The Grand River and its valley were formed by the melting of the continental glacier that retreated from this area some 12,000 years ago. Known by Chippewa Indians as Washtanong (further country) and by the French as le Riviere Grand, the Grand is Michigan's longest river. From its headwaters in northern Hillsdale and southern Jackson counties, it flows 270 river miles and drops 460 feet in elevation before entering Lake Michigan at Grand Haven. Together with its tributaries, it drains a 5,570-square-mile water shed, including all or part of eighteen counties. Lansing is located in the upper portion of the river basin where the Grand changes direction from northward to westward. The Red Cedar River, one of seven major tributaries, enters one mile upstream from here.
The Grand River has been an important resource and travel route throughout Michigan's past. To the Indians, the Grand River provided a route for travel and trade and a valley for hunting and agriculture. Seventeenth-century French explorers were the first Europeans to see the river. In the eighteenth century French, British and American fur traders canoed the Grand and its tributaries. The journal of Detroit fur trader Hugh Heward, who passed by this site in 1790, is thought to be the first written record of travel near present-day Lansing. In the mid-nineteenth century the Grand became an important means of transportation for logs and lumber. In the twentieth century the waters of the Grand have been used for industrial and agricultural production, as well as recreation.
As for me... time for relaxation, cards cocktails and paddling... and of course a tall tale or two from the river and beyond - The Capt'n
Sunday, January 4, 2009
On other news
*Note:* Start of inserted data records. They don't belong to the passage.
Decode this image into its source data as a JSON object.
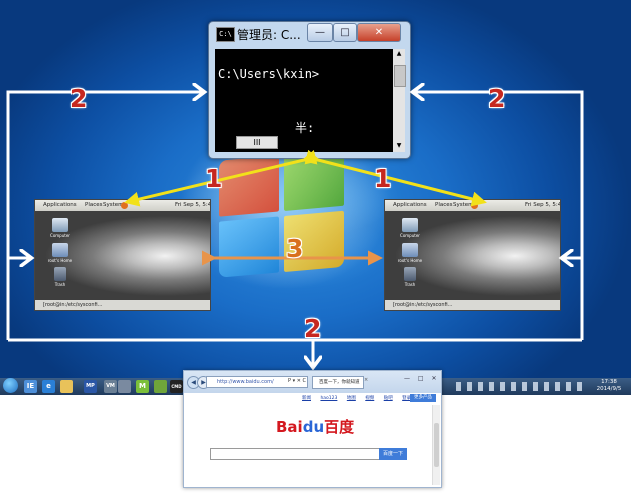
{
  "cmd": {
    "title": "管理员: C...",
    "icon_label": "C:\\",
    "prompt": "C:\\Users\\kxin>",
    "ime_status": "半:",
    "hscroll_thumb": "III",
    "buttons": {
      "minimize": "—",
      "maximize": "□",
      "close": "✕"
    }
  },
  "vm_left": {
    "menu": [
      "Applications",
      "Places",
      "System"
    ],
    "clock": "Fri Sep 5, 5:4",
    "desktop_icons": [
      "Computer",
      "root's Home",
      "Trash"
    ],
    "taskbar_item": "[root@in:/etc/sysconfi..."
  },
  "vm_right": {
    "menu": [
      "Applications",
      "Places",
      "System"
    ],
    "clock": "Fri Sep 5, 5:4",
    "desktop_icons": [
      "Computer",
      "root's Home",
      "Trash"
    ],
    "taskbar_item": "[root@in:/etc/sysconfi..."
  },
  "annotations": {
    "label_top_left": "2",
    "label_top_right": "2",
    "label_bottom": "2",
    "label_yellow_left": "1",
    "label_yellow_right": "1",
    "label_center": "3"
  },
  "taskbar": {
    "apps": [
      "IE",
      "e",
      "MP",
      "VM",
      "M",
      "CMD"
    ],
    "time": "17:38",
    "date": "2014/9/5"
  },
  "browser": {
    "url": "http://www.baidu.com/",
    "tab_title": "百度一下，你就知道",
    "links": [
      "新闻",
      "hao123",
      "地图",
      "视频",
      "贴吧",
      "登录",
      "设置"
    ],
    "login_button": "更多产品",
    "logo": {
      "bai": "Bai",
      "paw": "du",
      "cn": "百度"
    },
    "search_button": "百度一下",
    "address_controls": "P ▾ ✕ C"
  },
  "colors": {
    "arrow_white": "#ffffff",
    "arrow_yellow": "#f2e11a",
    "arrow_orange": "#e8944a",
    "number_red": "#c62820",
    "number_orange": "#d9701d"
  }
}
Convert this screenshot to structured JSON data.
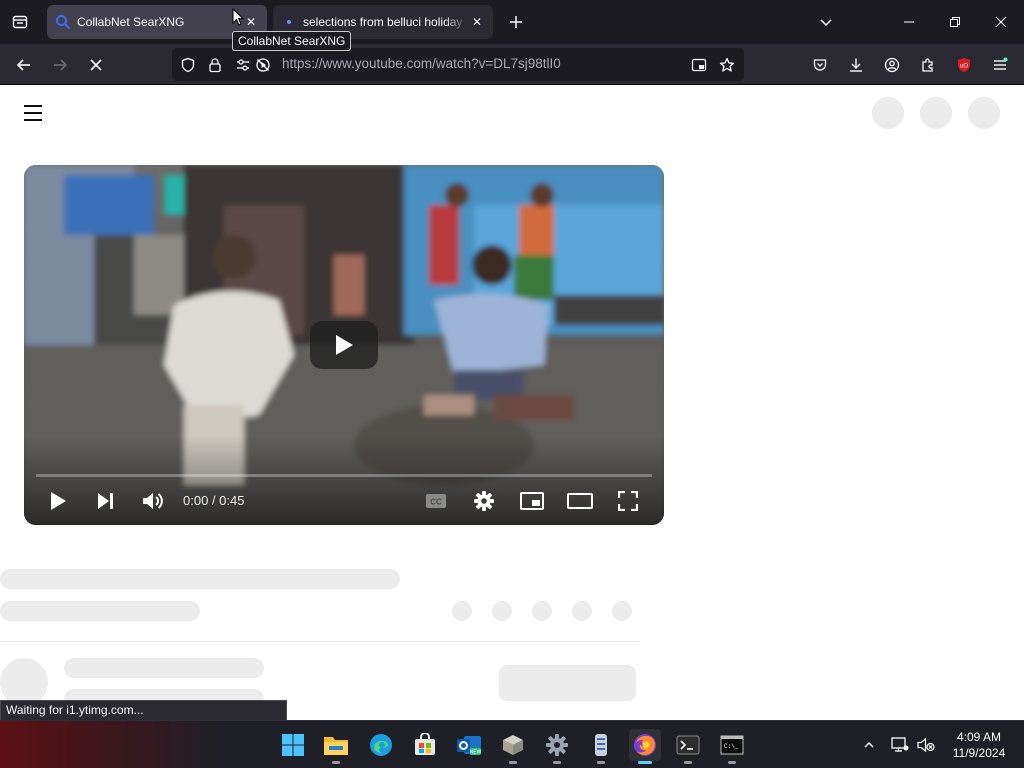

The mild weather we are experiencing is out of character for January. The Grand River is proving to be a good choice for of winter camp / paddling experience. By moving the event farther South in Michigan it has opened up the opportunity for more to participate. Looks like we have 10 signed on with a couple still pending.
We may even have an honored guest Jim Woodruff the author of "ACROSS LOWER MICHIGAN BY CANOE". Plans are being made to do a shuttle paddle out to "Deer Camp" (an island) for Mr. Woodruff. I had the honor of meeting Mr. Woodruff at the Hugh Heward 2007 finish line. A wonderful man who's historical knowledge of the rivers of Michigan goes unmatched. Mr. Woodruff spent many a night with Verlen Kruger discussing routes, dreaming of adventure. This should make for some great camp stories.
It's all good - Balogh Sail Designs has contacted me and said my BOSS Rig will be shipped shortly. Pretty excited about that, as paddle sailing is my passion.
New paddling partner "Koa" has joined the ranks and our family. She is a 10 week old aussie / water spaniel / lab (we think) mix. Koa has some brown and merell feet and white on her chest not seen in the picture.
Koa is a rich hard wood from the Island of Hawaii, the name fitting for our new addition. All of her brothers and sisters 9 in total are all different colors, brown, merell, black and white. Our Koa will be a medium size dog, her mom "Corkey" is a rescue from a puppy mill and is 40 pounds and 19" at the shoulder. The pups were unexpected by the rescue.
It will be nice to have Koa around. It has been approved for me to take her to work with me. I am working with two mental health consumers who's recovery plans include a therapeutic approach involving animals. My H.O.T. Dog program ( Helping Others Train Dogs) has been revisited by our department. It's a go.
See ya on the pond or the dog park - The Capt'n